● **Entries shown**

<<<<

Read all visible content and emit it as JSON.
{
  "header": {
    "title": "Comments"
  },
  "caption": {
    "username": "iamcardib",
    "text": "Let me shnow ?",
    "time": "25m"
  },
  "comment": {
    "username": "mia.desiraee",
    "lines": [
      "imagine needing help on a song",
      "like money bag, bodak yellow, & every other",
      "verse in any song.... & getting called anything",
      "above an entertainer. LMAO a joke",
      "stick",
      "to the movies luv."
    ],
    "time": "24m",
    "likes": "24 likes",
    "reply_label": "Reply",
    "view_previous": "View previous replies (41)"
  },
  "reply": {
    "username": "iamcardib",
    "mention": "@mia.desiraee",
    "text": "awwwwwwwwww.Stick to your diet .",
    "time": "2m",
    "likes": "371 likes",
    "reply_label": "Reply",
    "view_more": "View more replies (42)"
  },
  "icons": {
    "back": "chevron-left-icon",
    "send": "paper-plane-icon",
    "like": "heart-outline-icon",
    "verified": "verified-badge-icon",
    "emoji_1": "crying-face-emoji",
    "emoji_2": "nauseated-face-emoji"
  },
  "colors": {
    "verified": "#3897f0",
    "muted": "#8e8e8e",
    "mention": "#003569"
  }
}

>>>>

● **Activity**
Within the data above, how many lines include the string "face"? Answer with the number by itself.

● **Output for this exercise**
2